PROMPT: Given the listing below, reproduce all of it exactly.

(INFORMATION PROVIDED)

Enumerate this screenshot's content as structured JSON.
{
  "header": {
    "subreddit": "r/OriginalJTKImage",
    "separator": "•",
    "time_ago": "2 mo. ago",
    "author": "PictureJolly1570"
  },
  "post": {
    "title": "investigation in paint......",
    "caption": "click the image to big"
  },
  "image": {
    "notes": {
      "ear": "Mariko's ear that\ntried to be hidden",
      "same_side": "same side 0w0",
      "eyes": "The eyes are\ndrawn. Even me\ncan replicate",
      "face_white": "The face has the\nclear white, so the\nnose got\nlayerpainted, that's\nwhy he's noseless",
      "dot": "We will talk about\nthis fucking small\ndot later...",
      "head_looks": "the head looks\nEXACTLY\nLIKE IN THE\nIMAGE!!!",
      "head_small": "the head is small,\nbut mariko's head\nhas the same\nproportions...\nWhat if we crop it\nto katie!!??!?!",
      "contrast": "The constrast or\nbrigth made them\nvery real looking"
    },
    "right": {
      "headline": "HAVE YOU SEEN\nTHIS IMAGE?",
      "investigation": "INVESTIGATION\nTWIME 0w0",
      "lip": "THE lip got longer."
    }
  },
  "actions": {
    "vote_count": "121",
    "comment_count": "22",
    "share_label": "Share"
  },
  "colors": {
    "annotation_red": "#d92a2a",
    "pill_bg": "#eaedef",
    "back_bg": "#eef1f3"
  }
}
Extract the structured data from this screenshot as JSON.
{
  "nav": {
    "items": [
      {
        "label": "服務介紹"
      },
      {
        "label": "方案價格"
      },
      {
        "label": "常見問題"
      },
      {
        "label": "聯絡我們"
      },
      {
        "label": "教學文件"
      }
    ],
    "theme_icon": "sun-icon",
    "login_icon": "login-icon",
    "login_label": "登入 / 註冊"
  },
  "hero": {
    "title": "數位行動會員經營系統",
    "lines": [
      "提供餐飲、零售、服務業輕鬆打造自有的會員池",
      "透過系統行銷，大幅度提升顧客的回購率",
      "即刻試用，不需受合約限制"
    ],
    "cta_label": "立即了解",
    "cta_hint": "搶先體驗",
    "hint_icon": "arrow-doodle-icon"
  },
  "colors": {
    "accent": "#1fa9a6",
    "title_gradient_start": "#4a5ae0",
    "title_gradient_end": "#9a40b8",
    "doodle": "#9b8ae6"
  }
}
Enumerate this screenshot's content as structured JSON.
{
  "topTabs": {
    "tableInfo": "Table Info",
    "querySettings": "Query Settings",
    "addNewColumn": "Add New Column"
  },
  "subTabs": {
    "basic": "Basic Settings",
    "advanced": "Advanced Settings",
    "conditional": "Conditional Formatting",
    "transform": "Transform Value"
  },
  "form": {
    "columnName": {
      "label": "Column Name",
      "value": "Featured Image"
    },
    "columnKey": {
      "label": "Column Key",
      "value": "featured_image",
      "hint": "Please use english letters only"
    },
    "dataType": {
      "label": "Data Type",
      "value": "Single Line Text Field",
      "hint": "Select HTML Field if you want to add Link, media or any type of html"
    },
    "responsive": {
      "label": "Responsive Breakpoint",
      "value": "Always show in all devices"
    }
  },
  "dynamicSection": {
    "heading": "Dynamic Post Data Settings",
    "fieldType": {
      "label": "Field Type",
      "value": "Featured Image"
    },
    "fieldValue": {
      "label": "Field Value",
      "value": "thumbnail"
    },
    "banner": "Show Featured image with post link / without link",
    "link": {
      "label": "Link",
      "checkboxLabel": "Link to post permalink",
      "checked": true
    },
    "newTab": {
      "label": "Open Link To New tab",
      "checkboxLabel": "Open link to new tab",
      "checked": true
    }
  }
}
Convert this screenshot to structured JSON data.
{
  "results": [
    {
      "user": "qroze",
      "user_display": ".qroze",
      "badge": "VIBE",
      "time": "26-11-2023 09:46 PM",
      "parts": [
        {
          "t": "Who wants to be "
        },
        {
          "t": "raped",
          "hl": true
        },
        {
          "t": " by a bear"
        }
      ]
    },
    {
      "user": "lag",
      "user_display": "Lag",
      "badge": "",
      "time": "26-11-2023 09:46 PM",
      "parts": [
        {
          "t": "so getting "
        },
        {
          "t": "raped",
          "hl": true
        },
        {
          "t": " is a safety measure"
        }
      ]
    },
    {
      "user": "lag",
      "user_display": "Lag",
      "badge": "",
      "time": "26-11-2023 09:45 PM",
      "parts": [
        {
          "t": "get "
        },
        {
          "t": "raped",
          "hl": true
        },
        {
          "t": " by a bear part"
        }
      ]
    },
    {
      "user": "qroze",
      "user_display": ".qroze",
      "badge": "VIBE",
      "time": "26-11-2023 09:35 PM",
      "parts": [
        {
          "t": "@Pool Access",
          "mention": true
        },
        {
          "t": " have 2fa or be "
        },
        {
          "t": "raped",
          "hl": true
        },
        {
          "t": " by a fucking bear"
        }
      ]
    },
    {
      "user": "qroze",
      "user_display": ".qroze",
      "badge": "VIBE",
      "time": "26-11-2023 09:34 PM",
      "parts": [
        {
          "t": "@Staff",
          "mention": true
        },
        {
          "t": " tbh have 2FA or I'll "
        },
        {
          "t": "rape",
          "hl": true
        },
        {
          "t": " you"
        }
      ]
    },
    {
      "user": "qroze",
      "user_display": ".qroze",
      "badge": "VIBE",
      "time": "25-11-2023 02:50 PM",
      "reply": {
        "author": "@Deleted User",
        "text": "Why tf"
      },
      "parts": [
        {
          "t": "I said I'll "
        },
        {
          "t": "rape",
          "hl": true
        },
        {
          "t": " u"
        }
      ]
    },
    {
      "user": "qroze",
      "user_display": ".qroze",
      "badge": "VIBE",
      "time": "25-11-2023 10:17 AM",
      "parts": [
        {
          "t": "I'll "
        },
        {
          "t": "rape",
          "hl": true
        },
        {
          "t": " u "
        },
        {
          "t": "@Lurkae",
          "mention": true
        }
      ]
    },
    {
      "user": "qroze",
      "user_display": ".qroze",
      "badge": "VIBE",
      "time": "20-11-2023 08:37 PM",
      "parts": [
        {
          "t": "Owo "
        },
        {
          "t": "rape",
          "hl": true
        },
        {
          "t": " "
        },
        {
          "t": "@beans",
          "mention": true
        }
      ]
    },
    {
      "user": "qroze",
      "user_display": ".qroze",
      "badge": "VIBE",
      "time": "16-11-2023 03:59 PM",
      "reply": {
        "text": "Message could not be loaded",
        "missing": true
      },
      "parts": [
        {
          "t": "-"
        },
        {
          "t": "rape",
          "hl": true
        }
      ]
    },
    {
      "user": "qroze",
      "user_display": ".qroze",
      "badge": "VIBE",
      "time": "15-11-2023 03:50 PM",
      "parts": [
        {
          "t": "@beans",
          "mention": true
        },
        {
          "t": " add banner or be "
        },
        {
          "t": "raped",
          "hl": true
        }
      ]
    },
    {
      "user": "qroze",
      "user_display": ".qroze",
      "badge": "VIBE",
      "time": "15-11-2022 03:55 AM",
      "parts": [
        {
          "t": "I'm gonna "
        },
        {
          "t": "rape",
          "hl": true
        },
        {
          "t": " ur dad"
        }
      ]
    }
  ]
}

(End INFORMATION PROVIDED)

RESULT BELOW:
Enumerate this screenshot's content as structured JSON.
{
  "header": {
    "subreddit": "r/OriginalJTKImage",
    "separator": "•",
    "time_ago": "2 mo. ago",
    "author": "PictureJolly1570"
  },
  "post": {
    "title": "investigation in paint......",
    "caption": "click the image to big"
  },
  "image": {
    "notes": {
      "ear": "Mariko's ear that\ntried to be hidden",
      "same_side": "same side 0w0",
      "eyes": "The eyes are\ndrawn. Even me\ncan replicate",
      "face_white": "The face has the\nclear white, so the\nnose got\nlayerpainted, that's\nwhy he's noseless",
      "dot": "We will talk about\nthis fucking small\ndot later...",
      "head_looks": "the head looks\nEXACTLY\nLIKE IN THE\nIMAGE!!!",
      "head_small": "the head is small,\nbut mariko's head\nhas the same\nproportions...\nWhat if we crop it\nto katie!!??!?!",
      "contrast": "The constrast or\nbrigth made them\nvery real looking"
    },
    "right": {
      "headline": "HAVE YOU SEEN\nTHIS IMAGE?",
      "investigation": "INVESTIGATION\nTWIME 0w0",
      "lip": "THE lip got longer."
    }
  },
  "actions": {
    "vote_count": "121",
    "comment_count": "22",
    "share_label": "Share"
  },
  "colors": {
    "annotation_red": "#d92a2a",
    "pill_bg": "#eaedef",
    "back_bg": "#eef1f3"
  }
}
Extract the structured data from this screenshot as JSON.
{
  "nav": {
    "items": [
      {
        "label": "服務介紹"
      },
      {
        "label": "方案價格"
      },
      {
        "label": "常見問題"
      },
      {
        "label": "聯絡我們"
      },
      {
        "label": "教學文件"
      }
    ],
    "theme_icon": "sun-icon",
    "login_icon": "login-icon",
    "login_label": "登入 / 註冊"
  },
  "hero": {
    "title": "數位行動會員經營系統",
    "lines": [
      "提供餐飲、零售、服務業輕鬆打造自有的會員池",
      "透過系統行銷，大幅度提升顧客的回購率",
      "即刻試用，不需受合約限制"
    ],
    "cta_label": "立即了解",
    "cta_hint": "搶先體驗",
    "hint_icon": "arrow-doodle-icon"
  },
  "colors": {
    "accent": "#1fa9a6",
    "title_gradient_start": "#4a5ae0",
    "title_gradient_end": "#9a40b8",
    "doodle": "#9b8ae6"
  }
}
Enumerate this screenshot's content as structured JSON.
{
  "topTabs": {
    "tableInfo": "Table Info",
    "querySettings": "Query Settings",
    "addNewColumn": "Add New Column"
  },
  "subTabs": {
    "basic": "Basic Settings",
    "advanced": "Advanced Settings",
    "conditional": "Conditional Formatting",
    "transform": "Transform Value"
  },
  "form": {
    "columnName": {
      "label": "Column Name",
      "value": "Featured Image"
    },
    "columnKey": {
      "label": "Column Key",
      "value": "featured_image",
      "hint": "Please use english letters only"
    },
    "dataType": {
      "label": "Data Type",
      "value": "Single Line Text Field",
      "hint": "Select HTML Field if you want to add Link, media or any type of html"
    },
    "responsive": {
      "label": "Responsive Breakpoint",
      "value": "Always show in all devices"
    }
  },
  "dynamicSection": {
    "heading": "Dynamic Post Data Settings",
    "fieldType": {
      "label": "Field Type",
      "value": "Featured Image"
    },
    "fieldValue": {
      "label": "Field Value",
      "value": "thumbnail"
    },
    "banner": "Show Featured image with post link / without link",
    "link": {
      "label": "Link",
      "checkboxLabel": "Link to post permalink",
      "checked": true
    },
    "newTab": {
      "label": "Open Link To New tab",
      "checkboxLabel": "Open link to new tab",
      "checked": true
    }
  }
}
Convert this screenshot to structured JSON data.
{
  "results": [
    {
      "user": "qroze",
      "user_display": ".qroze",
      "badge": "VIBE",
      "time": "26-11-2023 09:46 PM",
      "parts": [
        {
          "t": "Who wants to be "
        },
        {
          "t": "raped",
          "hl": true
        },
        {
          "t": " by a bear"
        }
      ]
    },
    {
      "user": "lag",
      "user_display": "Lag",
      "badge": "",
      "time": "26-11-2023 09:46 PM",
      "parts": [
        {
          "t": "so getting "
        },
        {
          "t": "raped",
          "hl": true
        },
        {
          "t": " is a safety measure"
        }
      ]
    },
    {
      "user": "lag",
      "user_display": "Lag",
      "badge": "",
      "time": "26-11-2023 09:45 PM",
      "parts": [
        {
          "t": "get "
        },
        {
          "t": "raped",
          "hl": true
        },
        {
          "t": " by a bear part"
        }
      ]
    },
    {
      "user": "qroze",
      "user_display": ".qroze",
      "badge": "VIBE",
      "time": "26-11-2023 09:35 PM",
      "parts": [
        {
          "t": "@Pool Access",
          "mention": true
        },
        {
          "t": " have 2fa or be "
        },
        {
          "t": "raped",
          "hl": true
        },
        {
          "t": " by a fucking bear"
        }
      ]
    },
    {
      "user": "qroze",
      "user_display": ".qroze",
      "badge": "VIBE",
      "time": "26-11-2023 09:34 PM",
      "parts": [
        {
          "t": "@Staff",
          "mention": true
        },
        {
          "t": " tbh have 2FA or I'll "
        },
        {
          "t": "rape",
          "hl": true
        },
        {
          "t": " you"
        }
      ]
    },
    {
      "user": "qroze",
      "user_display": ".qroze",
      "badge": "VIBE",
      "time": "25-11-2023 02:50 PM",
      "reply": {
        "author": "@Deleted User",
        "text": "Why tf"
      },
      "parts": [
        {
          "t": "I said I'll "
        },
        {
          "t": "rape",
          "hl": true
        },
        {
          "t": " u"
        }
      ]
    },
    {
      "user": "qroze",
      "user_display": ".qroze",
      "badge": "VIBE",
      "time": "25-11-2023 10:17 AM",
      "parts": [
        {
          "t": "I'll "
        },
        {
          "t": "rape",
          "hl": true
        },
        {
          "t": " u "
        },
        {
          "t": "@Lurkae",
          "mention": true
        }
      ]
    },
    {
      "user": "qroze",
      "user_display": ".qroze",
      "badge": "VIBE",
      "time": "20-11-2023 08:37 PM",
      "parts": [
        {
          "t": "Owo "
        },
        {
          "t": "rape",
          "hl": true
        },
        {
          "t": " "
        },
        {
          "t": "@beans",
          "mention": true
        }
      ]
    },
    {
      "user": "qroze",
      "user_display": ".qroze",
      "badge": "VIBE",
      "time": "16-11-2023 03:59 PM",
      "reply": {
        "text": "Message could not be loaded",
        "missing": true
      },
      "parts": [
        {
          "t": "-"
        },
        {
          "t": "rape",
          "hl": true
        }
      ]
    },
    {
      "user": "qroze",
      "user_display": ".qroze",
      "badge": "VIBE",
      "time": "15-11-2023 03:50 PM",
      "parts": [
        {
          "t": "@beans",
          "mention": true
        },
        {
          "t": " add banner or be "
        },
        {
          "t": "raped",
          "hl": true
        }
      ]
    },
    {
      "user": "qroze",
      "user_display": ".qroze",
      "badge": "VIBE",
      "time": "15-11-2022 03:55 AM",
      "parts": [
        {
          "t": "I'm gonna "
        },
        {
          "t": "rape",
          "hl": true
        },
        {
          "t": " ur dad"
        }
      ]
    }
  ]
}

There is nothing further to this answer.